  Will was offended by her meddling in these military matters. It was one thing for a woman to express her opinions to her husband in the privacy of their bedchamber, quite another for her to speak out so boldly in public. He had no trouble reconciling his traditional views of the female sex with his admiration for the highly untraditional Queen Eleanor, for in Will’s eyes, she was unique, not to be judged by the same standards that applied to lesser women. Glancing around the table, he saw that Peronelle’s views had not gone down well with the others, either. Richard, Raoul, Hal, and Marguerite were all regarding her with disapproval. Her husband was smiling at her, though, confirming Will’s suspicions that Peronelle was the master in that marriage. He knew she was a great heiress, but he did not like her any the better for it; if arrogance was a male failing, it was even more unseemly and unappealing in a woman.

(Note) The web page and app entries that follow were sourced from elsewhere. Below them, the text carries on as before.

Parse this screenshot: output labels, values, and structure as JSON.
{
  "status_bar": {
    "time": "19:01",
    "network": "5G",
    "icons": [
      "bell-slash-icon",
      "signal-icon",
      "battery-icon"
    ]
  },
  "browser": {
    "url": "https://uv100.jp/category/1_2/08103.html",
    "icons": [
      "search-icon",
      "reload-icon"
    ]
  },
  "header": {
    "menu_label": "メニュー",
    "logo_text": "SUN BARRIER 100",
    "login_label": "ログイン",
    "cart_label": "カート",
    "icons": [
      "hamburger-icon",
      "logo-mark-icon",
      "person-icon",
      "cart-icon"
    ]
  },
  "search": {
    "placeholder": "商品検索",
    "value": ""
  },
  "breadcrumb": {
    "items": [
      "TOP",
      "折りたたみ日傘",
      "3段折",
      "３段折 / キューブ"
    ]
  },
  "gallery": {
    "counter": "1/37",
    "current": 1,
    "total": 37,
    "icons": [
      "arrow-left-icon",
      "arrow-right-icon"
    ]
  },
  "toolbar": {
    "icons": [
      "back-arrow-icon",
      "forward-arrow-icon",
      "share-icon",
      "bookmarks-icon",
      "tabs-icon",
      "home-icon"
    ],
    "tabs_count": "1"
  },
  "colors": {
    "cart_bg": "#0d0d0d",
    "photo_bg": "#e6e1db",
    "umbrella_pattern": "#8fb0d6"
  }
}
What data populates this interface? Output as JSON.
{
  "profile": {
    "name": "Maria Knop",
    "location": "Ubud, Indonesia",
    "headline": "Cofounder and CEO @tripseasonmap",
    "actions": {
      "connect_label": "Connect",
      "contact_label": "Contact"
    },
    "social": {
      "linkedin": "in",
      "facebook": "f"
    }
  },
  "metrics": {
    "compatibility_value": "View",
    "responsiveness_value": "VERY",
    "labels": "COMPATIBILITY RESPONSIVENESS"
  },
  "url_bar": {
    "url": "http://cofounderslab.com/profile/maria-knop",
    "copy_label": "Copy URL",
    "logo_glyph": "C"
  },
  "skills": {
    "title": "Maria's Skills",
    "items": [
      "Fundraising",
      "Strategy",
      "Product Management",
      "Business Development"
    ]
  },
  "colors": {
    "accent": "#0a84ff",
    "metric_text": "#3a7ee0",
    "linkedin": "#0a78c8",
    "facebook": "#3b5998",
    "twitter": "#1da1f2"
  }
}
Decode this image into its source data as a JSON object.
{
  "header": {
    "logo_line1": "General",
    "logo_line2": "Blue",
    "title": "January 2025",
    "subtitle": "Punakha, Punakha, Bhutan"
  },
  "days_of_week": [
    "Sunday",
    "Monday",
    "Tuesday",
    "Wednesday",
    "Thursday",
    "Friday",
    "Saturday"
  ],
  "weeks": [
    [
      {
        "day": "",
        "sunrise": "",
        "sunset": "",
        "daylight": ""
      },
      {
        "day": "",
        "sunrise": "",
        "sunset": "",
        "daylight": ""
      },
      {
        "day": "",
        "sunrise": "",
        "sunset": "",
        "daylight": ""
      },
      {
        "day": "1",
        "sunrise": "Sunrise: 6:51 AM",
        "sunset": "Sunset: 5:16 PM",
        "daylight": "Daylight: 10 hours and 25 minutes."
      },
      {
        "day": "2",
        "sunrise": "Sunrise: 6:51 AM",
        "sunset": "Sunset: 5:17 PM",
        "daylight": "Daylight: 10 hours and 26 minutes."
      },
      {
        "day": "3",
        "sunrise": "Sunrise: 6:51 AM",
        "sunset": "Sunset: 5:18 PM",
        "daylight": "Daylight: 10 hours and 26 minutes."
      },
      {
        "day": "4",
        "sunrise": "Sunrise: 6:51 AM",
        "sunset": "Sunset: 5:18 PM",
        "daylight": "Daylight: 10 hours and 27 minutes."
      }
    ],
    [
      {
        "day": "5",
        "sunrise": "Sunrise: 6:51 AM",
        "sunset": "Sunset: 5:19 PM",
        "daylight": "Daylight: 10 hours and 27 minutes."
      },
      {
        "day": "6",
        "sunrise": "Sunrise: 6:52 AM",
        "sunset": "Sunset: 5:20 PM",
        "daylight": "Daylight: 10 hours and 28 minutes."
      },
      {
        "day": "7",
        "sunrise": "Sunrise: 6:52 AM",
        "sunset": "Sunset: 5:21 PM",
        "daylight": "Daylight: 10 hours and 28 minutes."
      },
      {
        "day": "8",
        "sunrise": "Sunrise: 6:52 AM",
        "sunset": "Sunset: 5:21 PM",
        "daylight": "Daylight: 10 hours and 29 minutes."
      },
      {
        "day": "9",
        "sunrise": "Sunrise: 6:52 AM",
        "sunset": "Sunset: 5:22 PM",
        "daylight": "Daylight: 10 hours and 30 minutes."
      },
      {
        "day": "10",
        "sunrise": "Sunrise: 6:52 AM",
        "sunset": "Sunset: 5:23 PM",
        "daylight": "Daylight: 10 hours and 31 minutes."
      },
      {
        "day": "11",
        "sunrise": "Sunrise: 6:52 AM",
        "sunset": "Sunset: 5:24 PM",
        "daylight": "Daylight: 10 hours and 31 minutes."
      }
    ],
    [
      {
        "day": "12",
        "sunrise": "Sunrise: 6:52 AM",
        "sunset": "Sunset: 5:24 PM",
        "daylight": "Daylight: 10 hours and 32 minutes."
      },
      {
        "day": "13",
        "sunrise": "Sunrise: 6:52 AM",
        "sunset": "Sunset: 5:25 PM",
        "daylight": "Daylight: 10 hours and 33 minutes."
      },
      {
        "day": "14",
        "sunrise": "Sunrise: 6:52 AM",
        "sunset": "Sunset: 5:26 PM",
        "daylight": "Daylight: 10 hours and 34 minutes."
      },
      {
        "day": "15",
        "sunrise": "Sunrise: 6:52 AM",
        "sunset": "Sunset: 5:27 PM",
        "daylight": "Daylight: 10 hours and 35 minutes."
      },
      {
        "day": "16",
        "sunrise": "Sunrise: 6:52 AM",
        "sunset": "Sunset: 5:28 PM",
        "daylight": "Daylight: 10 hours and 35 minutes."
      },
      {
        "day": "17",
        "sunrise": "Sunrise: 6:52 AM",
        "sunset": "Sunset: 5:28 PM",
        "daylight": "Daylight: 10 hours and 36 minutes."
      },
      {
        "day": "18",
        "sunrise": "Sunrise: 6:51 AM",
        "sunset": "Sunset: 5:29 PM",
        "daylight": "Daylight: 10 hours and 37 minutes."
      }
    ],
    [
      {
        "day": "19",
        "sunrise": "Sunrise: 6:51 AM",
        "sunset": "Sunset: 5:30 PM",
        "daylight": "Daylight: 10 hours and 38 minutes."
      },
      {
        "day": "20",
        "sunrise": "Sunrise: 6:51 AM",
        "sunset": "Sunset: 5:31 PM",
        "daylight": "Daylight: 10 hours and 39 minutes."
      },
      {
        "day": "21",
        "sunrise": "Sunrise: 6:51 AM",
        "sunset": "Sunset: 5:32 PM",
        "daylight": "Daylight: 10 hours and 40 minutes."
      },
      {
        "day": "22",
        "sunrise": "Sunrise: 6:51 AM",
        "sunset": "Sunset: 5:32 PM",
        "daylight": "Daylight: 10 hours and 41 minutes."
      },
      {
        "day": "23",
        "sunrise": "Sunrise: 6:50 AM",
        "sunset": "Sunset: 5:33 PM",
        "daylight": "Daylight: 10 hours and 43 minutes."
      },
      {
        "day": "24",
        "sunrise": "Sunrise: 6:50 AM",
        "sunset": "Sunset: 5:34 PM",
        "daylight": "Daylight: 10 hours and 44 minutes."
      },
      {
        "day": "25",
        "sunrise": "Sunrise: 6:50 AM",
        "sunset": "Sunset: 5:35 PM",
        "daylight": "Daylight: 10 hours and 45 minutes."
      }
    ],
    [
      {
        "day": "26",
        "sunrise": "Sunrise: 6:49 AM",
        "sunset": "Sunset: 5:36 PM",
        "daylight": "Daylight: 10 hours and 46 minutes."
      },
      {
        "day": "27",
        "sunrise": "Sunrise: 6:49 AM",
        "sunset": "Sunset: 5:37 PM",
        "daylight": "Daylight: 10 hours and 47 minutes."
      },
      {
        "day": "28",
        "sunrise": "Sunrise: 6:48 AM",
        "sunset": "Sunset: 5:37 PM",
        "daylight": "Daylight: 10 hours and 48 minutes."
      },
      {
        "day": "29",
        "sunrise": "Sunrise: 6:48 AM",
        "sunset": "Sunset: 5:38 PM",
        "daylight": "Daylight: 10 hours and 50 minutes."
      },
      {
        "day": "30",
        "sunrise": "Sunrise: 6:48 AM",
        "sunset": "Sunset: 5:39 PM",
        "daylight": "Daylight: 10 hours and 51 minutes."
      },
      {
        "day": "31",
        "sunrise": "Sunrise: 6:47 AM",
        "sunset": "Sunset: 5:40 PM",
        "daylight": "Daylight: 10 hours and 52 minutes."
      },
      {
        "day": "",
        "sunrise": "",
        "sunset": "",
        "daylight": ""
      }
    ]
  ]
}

  “We must hope that the Count of Flanders reconsiders his rash decision to abandon our alliance,” Hal was saying when the door was flung open and the French king entered the hall.

  They all jumped to their feet at his approach, but he waved the
m back into their seats. He looked surprisingly calm and peaceful for a man who’d gotten dire news such a short time ago. “I know what must be done,” he told them, with a certainty he rarely showed. “I have prayed for answers, and the Almighty has shown me the way.”

  HENRY HAD CALLED A COUNCIL MEETING on such short notice that he’d begun to think it would be dawn until they all straggled in. But they were finally seated around a trestle table, looking at him expectantly, some smothering yawns, for not all men kept Henry’s late hours and several had been roused from their beds by his summons. Henry waited until they’d been served a good quality Gascon wine, and then broke his news.

  “I have received a remarkable communication from the French king. It seems that he now sees himself as a peacemaker and has generously offered to reconcile me with my sons.”

  As he’d expected, their response was explosive and incredulous. He let them vent, but when Willem called Louis the greatest hypocrite in Christendom, Henry demurred. “No, I think not. Louis has a rare gift; he is able to entertain any number of contrary thoughts at one time. Moreover, he has the dubious talent of believing whatever he wants to be true at any given moment, and should I be churlish enough to remind him that he was the cause of this estrangement he is now eager to heal, he’d be deeply wounded by my ingratitude.”

  They did not dispute his sardonic assessment of the French king, for most of them had experiences with Louis stretching back more than two decades. “What will your answer be, my liege?” the Archbishop of Rouen asked, although he was confident he already knew what Henry would answer.

  “I shall accept his invitation, agree to attend his peace conference.”

  Some of the men seemed surprised, but most of them weren’t. Regarding the king pensively over the rim of his wine cup, Willem said, “What are your terms for peace?”